* [Requirement] Could you filter the listing for lines with the word "Bitcoin" and return them?
*** Block opens ***
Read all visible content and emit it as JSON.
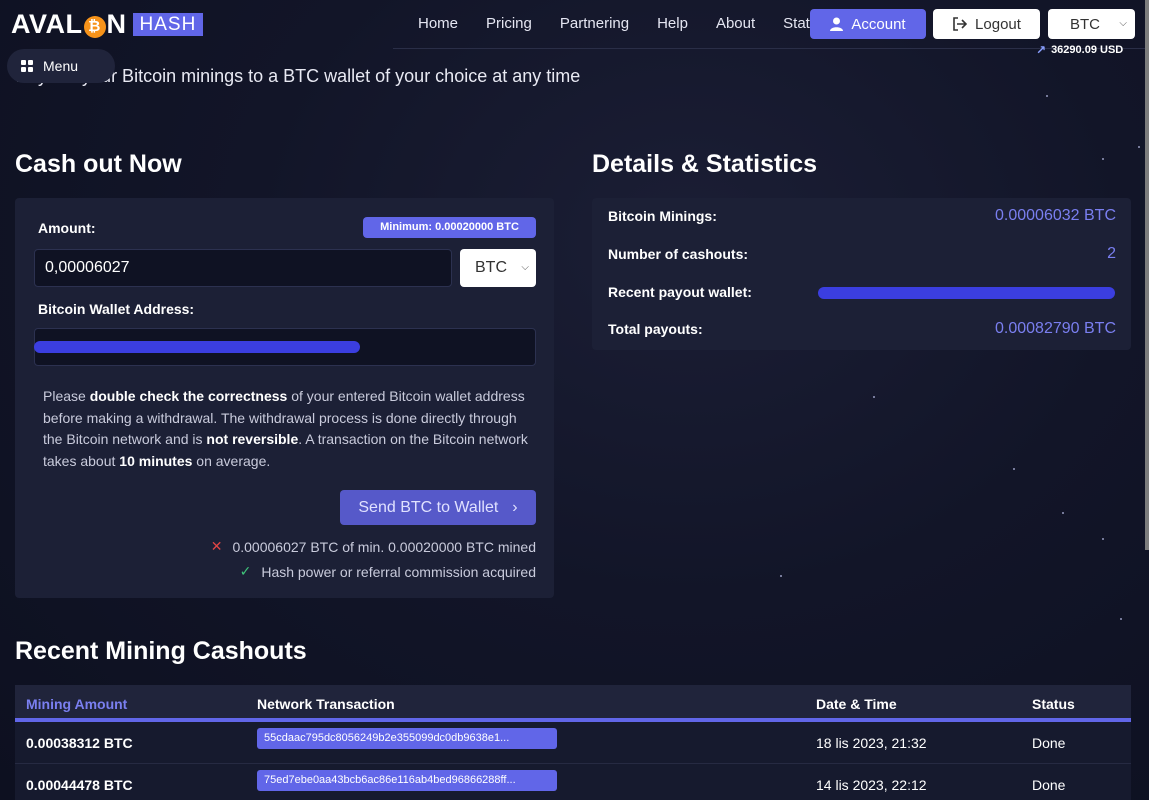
{
  "logo": {
    "text_left": "AVAL",
    "coin_glyph": "₿",
    "text_right": "N",
    "badge": "HASH"
  },
  "nav": [
    "Home",
    "Pricing",
    "Partnering",
    "Help",
    "About",
    "Stats"
  ],
  "header": {
    "account_label": "Account",
    "logout_label": "Logout",
    "currency": "BTC",
    "btc_price": "36290.09 USD"
  },
  "menu_label": "Menu",
  "subtitle": "Pay out your Bitcoin minings to a BTC wallet of your choice at any time",
  "cashout": {
    "title": "Cash out Now",
    "amount_label": "Amount:",
    "minimum_badge": "Minimum: 0.00020000 BTC",
    "amount_value": "0,00006027",
    "unit": "BTC",
    "wallet_label": "Bitcoin Wallet Address:",
    "notice_1": "Please ",
    "notice_b1": "double check the correctness",
    "notice_2": " of your entered Bitcoin wallet address before making a withdrawal. The withdrawal process is done directly through the Bitcoin network and is ",
    "notice_b2": "not reversible",
    "notice_3": ". A transaction on the Bitcoin network takes about ",
    "notice_b3": "10 minutes",
    "notice_4": " on average.",
    "send_label": "Send BTC to Wallet",
    "req_fail": "0.00006027 BTC of min. 0.00020000 BTC mined",
    "req_ok": "Hash power or referral commission acquired"
  },
  "stats": {
    "title": "Details & Statistics",
    "rows": [
      {
        "label": "Bitcoin Minings:",
        "value": "0.00006032 BTC"
      },
      {
        "label": "Number of cashouts:",
        "value": "2"
      },
      {
        "label": "Recent payout wallet:",
        "value": ""
      },
      {
        "label": "Total payouts:",
        "value": "0.00082790 BTC"
      }
    ]
  },
  "cashouts": {
    "title": "Recent Mining Cashouts",
    "headers": [
      "Mining Amount",
      "Network Transaction",
      "Date & Time",
      "Status"
    ],
    "rows": [
      {
        "amount": "0.00038312 BTC",
        "tx": "55cdaac795dc8056249b2e355099dc0db9638e1...",
        "date": "18 lis 2023, 21:32",
        "status": "Done"
      },
      {
        "amount": "0.00044478 BTC",
        "tx": "75ed7ebe0aa43bcb6ac86e116ab4bed96866288ff...",
        "date": "14 lis 2023, 22:12",
        "status": "Done"
      }
    ]
  }
}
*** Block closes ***
* [Answer section]
  "subtitle": "Pay out your Bitcoin minings to a BTC wallet of your choice at any time",
    "wallet_label": "Bitcoin Wallet Address:",
    "notice_2": " of your entered Bitcoin wallet address before making a withdrawal. The withdrawal process is done directly through the Bitcoin network and is ",
    "notice_3": ". A transaction on the Bitcoin network takes about ",
        "label": "Bitcoin Minings:",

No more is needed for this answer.